You won’t be able to go through the standard setup flow if you want to monitor the circuit that sense is powered on. One option is to install the CTs on another load of the same type (240V/120V) and on the same leg of the panel and then swap the CTs over to the stove breaker after setup, but this has not been thoroughly tested.

Thanks Edison517 and Justin - I will install a 15A 240V dual pole breaker and move the Sense unit to it so it will be on it’s own breaker. With this done will I be able to use 1 probe on the stove circuit as described in the detailed training and my first pic? (both wires in one probe but different directions)
Can you also confirm if this logic is correct.
My Hydro bill in winter is around $450.00 so I need to accurately monitor the furnace. I thought that if I monitor my furnace on one probe and my stove on another and then my washing machine on a Smart Plug that I would be removing a lot of “noise” for Sense to sift through. (at least 14 different heat sources and 2 motors). This would get me very accurate measurements on these devices and hopefully make it easier for Sense to learn what the water heater and dryer look like. These are the main items I want to monitor closely.

You don’t need to use the wiring method from your picture above for a 240v-only load like a stove. You say your stove does have a connection to the neutral bus. Can you confirm this is actually a neutral connection that’s in use and not a grounding conductor attached to a shared ground/neutral bus? Some older stoves might have had a neutral to run a 120v clock motor, but that amount of power is negligible and I’d just use the conventional 240v single-CT monitoring method without the loop and dual conductors thru CT that the 120/240 wiring method requires.

Hi pswired - yes. In the picture above you’ll see a white insulated conductor terminating on the common bus for the stove.

I guess I’ll invest in the Flex Add On sensor and a smart plug. I hope this will enable Sense to learn a little more easily and meanwhile I monitor high use devices immediately.

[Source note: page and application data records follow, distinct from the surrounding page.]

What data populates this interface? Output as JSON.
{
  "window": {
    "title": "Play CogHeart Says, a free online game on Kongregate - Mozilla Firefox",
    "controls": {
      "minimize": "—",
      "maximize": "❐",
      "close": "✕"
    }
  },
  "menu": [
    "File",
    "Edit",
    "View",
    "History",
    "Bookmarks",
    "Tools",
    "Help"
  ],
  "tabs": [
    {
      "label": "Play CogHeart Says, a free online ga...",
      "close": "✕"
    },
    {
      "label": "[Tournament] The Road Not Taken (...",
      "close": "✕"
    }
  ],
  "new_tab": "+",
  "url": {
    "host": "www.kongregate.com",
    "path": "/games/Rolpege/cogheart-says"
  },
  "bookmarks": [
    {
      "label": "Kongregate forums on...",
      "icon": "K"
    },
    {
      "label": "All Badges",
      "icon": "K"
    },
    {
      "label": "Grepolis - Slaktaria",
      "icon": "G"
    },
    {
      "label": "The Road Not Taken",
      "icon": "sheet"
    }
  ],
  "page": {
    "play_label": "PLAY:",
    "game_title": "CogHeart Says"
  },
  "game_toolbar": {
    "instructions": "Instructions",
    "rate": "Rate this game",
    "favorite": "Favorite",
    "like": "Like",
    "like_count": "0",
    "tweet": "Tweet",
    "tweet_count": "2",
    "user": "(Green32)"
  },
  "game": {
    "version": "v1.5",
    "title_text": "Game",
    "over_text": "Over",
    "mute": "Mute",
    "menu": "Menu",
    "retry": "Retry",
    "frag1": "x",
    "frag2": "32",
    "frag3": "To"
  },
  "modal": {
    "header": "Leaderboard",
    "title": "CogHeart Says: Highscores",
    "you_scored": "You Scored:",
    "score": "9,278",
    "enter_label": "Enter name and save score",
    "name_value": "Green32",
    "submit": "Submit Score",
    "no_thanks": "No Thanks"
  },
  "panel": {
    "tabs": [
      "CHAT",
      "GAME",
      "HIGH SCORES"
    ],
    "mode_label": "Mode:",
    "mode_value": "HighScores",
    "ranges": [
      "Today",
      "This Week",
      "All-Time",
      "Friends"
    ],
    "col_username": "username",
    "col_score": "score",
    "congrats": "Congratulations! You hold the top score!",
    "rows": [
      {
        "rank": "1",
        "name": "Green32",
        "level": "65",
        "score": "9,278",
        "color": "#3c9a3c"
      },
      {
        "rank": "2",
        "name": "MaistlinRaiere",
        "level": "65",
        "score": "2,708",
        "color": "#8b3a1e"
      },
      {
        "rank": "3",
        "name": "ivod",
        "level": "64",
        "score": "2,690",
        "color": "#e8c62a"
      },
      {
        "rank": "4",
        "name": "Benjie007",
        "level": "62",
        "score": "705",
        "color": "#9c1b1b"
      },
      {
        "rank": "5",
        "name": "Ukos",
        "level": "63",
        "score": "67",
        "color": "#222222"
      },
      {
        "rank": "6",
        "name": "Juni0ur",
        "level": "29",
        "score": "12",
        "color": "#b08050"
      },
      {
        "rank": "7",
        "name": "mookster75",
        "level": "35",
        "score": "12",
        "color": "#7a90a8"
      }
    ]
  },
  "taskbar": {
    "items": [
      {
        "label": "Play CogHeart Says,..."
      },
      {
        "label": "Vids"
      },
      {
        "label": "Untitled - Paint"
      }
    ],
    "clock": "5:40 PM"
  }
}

Is this wise?

There appears to be some ‘confusion’ about this topic (at least from my side). If I understand this correctly, then there are two options by which furnaces (and ACs) are wired, since they both use a double breaker:

  1. Both breakers are connected to the Neutral (common) - Parallel ?
  2. None of the breakers is connected to Neutral - Serial ?

In situation 1, the CT needs to wrap around the two straight wires coming out of the breakers
In situation 2 however, the CT needs to wrap around both wires, but one of the wires needs to have a loop, so as to change the current’s direction. If that is the case, how does one know which wire to loop? … because, depending on which one, the current will be in-phase or opposite the main incoming power wires.

I reckon I’m approaching this a bit with my 3-phase background … and do not fully (yet) understand the working details of the two parallel legs coming into the house.

Any brave soul care to shed some light?

I asked the electrician who installed my Sense few days ago about why there is no 3-phase option in the US, and he replied “The rest of the world got destroyed in WW2”. I think what he meant is, most of Europe rebuilt ‘correctly’ by using 3-phase after the war, whereas in NA, we had to make do with a legacy system that was not necessarily ideal, but was too expensive to replace. Is that really the consensus ? I know, a bit off-topic, but nonetheless, a valid ‘trivia’ question.